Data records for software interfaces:
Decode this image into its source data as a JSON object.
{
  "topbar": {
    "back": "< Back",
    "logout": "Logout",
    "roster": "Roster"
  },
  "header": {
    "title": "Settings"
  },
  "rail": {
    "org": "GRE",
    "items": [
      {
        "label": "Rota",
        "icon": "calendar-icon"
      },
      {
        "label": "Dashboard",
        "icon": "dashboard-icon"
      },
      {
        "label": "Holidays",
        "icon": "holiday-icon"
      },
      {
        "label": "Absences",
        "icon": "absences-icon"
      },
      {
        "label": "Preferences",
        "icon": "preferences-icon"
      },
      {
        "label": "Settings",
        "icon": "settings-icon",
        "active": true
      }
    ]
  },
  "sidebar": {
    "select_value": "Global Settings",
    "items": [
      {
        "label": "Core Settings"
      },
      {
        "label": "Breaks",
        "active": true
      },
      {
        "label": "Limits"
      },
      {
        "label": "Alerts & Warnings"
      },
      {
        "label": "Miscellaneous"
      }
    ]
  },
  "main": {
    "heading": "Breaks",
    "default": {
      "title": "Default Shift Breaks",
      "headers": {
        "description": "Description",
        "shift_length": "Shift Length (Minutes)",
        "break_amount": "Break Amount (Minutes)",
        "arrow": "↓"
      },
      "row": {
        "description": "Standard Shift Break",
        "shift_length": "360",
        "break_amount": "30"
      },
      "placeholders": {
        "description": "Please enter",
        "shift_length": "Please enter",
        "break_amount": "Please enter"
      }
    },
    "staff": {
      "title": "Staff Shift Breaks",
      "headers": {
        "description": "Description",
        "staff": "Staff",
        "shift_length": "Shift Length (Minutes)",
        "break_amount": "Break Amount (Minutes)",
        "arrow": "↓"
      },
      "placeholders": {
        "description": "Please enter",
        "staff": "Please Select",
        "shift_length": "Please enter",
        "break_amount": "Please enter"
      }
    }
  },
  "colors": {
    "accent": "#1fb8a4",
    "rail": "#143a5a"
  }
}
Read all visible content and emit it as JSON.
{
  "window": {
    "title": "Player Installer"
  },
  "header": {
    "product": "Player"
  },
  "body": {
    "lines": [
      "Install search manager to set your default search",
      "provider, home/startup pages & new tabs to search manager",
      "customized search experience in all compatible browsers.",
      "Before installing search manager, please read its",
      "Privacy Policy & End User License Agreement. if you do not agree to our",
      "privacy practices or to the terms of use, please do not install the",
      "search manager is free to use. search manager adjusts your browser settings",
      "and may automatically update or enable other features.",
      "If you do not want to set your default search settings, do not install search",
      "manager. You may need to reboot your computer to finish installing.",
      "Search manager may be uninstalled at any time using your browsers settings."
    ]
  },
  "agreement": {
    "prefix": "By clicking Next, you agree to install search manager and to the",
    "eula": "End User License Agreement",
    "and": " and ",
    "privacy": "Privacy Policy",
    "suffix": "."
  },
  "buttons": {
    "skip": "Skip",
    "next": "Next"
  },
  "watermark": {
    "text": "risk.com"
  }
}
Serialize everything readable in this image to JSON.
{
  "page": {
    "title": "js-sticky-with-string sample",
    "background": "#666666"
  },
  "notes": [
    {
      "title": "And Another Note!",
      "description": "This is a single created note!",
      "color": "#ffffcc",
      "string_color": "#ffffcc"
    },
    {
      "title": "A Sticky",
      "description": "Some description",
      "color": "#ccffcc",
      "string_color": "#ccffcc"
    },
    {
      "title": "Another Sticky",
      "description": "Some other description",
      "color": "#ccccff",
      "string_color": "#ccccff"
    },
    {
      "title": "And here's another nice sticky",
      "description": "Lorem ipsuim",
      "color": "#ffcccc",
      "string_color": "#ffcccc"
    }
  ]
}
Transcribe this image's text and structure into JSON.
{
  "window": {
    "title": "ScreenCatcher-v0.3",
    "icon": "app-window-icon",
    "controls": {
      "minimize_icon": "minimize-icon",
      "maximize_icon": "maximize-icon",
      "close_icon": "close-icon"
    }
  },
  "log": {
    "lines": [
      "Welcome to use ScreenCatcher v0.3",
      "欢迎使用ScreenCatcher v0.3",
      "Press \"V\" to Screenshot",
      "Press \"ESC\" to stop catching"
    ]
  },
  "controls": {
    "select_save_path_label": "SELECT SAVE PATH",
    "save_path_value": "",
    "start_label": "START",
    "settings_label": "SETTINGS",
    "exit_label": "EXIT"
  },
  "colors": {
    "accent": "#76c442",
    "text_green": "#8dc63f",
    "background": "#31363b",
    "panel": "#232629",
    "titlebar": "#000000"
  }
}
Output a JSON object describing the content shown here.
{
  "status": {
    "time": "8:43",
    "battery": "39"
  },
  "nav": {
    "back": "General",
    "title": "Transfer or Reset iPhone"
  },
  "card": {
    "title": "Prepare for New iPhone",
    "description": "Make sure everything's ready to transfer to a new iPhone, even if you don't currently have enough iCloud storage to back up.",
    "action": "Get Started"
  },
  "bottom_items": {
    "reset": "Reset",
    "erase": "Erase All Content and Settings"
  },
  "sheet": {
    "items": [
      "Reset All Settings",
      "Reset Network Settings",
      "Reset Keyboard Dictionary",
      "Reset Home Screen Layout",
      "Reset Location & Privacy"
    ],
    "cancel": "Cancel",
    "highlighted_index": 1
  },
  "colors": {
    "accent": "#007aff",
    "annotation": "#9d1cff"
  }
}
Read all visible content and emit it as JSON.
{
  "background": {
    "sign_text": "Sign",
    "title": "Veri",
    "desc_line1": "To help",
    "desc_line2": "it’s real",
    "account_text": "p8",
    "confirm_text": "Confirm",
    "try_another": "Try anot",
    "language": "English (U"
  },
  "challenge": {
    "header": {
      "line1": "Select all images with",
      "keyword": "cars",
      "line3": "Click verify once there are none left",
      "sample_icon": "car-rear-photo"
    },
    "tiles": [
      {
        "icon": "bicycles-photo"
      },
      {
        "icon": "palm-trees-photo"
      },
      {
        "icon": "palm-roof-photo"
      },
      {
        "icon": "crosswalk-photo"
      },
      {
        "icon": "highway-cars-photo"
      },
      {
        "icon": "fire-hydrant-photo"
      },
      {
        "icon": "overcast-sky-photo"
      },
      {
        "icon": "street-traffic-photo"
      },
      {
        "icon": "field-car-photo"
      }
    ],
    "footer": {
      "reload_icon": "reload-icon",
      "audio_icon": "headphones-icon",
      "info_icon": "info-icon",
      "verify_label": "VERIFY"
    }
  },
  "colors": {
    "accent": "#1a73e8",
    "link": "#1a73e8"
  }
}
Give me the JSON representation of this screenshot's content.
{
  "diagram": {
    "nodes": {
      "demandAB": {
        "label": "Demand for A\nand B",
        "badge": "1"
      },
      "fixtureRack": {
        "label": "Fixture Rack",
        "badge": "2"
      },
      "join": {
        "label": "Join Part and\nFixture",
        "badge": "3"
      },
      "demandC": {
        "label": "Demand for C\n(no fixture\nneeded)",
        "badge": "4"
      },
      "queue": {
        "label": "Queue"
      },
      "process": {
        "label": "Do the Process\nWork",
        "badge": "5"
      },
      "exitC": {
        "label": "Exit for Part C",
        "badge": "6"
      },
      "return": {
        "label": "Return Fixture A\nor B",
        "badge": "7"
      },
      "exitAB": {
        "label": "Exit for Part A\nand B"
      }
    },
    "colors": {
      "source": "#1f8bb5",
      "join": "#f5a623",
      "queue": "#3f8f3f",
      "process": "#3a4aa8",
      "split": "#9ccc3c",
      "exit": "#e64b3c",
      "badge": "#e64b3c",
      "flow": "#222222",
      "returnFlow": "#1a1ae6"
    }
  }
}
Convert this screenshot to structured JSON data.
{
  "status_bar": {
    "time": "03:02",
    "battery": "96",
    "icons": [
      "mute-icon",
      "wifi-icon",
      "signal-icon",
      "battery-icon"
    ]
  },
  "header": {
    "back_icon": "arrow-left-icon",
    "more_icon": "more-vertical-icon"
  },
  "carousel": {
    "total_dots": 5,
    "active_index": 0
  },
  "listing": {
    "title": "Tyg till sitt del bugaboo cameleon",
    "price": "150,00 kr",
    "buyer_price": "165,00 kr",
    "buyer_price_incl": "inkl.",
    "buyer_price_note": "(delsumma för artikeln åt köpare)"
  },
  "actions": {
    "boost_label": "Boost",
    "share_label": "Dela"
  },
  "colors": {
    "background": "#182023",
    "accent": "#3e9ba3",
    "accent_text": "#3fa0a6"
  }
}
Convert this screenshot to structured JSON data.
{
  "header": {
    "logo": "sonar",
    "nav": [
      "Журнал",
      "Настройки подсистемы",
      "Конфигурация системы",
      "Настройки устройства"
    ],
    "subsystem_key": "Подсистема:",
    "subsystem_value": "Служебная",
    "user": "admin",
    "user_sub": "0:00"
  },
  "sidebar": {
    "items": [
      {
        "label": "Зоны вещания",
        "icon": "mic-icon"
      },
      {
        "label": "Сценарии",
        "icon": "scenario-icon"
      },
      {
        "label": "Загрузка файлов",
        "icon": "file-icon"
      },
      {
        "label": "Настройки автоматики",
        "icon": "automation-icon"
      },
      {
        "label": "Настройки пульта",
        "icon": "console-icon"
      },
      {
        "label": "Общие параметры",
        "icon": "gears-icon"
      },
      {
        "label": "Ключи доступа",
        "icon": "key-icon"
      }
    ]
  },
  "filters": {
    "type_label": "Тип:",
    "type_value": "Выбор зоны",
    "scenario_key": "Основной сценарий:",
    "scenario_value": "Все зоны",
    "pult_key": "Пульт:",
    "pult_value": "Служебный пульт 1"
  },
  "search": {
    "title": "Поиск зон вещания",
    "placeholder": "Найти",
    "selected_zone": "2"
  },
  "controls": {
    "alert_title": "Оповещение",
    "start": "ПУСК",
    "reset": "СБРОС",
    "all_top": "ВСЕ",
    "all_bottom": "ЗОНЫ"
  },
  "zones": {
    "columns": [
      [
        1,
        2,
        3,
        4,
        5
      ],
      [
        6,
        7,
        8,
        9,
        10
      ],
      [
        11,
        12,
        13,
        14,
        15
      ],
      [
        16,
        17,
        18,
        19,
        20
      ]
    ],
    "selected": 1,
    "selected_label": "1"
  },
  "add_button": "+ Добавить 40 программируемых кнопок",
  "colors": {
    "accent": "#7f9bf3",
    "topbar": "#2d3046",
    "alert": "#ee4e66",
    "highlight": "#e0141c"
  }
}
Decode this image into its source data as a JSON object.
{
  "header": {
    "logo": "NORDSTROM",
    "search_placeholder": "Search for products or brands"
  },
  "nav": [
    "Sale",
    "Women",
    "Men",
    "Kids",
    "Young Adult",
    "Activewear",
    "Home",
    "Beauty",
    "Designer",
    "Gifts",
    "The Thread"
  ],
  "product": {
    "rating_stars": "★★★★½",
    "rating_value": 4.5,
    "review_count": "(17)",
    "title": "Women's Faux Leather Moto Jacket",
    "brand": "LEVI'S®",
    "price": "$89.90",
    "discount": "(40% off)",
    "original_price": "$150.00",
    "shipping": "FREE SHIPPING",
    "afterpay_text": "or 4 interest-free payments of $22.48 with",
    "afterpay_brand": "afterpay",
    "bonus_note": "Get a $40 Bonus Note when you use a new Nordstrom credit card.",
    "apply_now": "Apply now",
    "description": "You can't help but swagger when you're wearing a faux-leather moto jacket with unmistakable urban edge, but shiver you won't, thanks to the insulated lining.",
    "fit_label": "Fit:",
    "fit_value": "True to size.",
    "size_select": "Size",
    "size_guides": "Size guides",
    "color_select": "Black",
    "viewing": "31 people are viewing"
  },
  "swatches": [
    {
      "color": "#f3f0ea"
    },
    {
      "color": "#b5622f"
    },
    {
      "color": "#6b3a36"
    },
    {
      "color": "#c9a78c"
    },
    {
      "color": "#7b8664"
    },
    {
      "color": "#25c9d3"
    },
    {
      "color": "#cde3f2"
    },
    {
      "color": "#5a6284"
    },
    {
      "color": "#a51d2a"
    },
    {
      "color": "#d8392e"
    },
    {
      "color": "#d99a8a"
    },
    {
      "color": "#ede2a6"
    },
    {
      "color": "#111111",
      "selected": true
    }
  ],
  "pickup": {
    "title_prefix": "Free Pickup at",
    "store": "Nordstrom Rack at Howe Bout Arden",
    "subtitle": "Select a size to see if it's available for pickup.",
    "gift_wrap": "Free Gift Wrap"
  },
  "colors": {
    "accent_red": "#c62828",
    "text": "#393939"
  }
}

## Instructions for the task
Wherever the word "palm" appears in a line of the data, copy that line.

## Task response
        "icon": "palm-trees-photo"
        "icon": "palm-roof-photo"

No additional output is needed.